If I had to boil this down, my concern here is:

  1. My main concern is that canonicalization of a tensor_to_memrefload => tensor_extract seems ill formed, or at least valid in very specific situations. So its should not happen always. That is assuming something about the usage of the memref.
  2. The justification for the canonicalization is that you are not supposed to write to memref that you dont have full visiblity over. Except that if I did have full visibility over it, and I wrote (or generated, but lets say wrote) the tensor_to_memrefload the canonicalization is going to undo it. So either writes to a memref from tensor_to_memref should be illegal, or the canonicalization should be. We dont have “read-only” memref types. So you cant enfores the first part of that statement.
    That leads to a justification using “dont write to memrefs” with the caveat that if writes to memref is “input” to the compiler, then its OK.

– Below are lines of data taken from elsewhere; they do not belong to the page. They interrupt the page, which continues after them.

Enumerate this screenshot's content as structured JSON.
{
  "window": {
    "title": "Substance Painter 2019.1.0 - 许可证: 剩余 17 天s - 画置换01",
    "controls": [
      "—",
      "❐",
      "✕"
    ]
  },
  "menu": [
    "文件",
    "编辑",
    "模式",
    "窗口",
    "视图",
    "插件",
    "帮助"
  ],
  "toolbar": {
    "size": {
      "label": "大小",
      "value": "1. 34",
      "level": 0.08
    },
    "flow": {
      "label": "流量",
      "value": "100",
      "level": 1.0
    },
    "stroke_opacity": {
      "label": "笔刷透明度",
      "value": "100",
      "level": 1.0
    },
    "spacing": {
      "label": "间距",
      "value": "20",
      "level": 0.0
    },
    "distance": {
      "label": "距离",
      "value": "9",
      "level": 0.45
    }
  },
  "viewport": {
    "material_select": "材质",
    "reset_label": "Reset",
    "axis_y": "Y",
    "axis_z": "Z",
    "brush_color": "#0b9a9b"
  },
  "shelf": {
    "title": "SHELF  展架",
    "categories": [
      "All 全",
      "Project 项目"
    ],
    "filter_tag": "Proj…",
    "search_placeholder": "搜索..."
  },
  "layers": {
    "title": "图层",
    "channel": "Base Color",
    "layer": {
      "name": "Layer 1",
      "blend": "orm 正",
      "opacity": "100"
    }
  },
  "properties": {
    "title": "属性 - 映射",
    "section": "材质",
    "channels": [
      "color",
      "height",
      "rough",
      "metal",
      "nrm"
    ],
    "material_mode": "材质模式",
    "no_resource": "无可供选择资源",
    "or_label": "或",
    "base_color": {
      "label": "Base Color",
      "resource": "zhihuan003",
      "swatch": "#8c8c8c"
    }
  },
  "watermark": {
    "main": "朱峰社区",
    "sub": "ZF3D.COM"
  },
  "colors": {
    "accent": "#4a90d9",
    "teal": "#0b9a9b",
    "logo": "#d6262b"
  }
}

I understand the reasoning comes from LLVM. I am not debating that compiler passes cannot introduce load/stores to memrefs “unless it knows what it is doing” in MLIR (think bufferization passes). My problem is that the canonicalization is done without any of this context/restrictions. That is really my issue. If I can get consensus on removing the canonicalization then I would go away happily.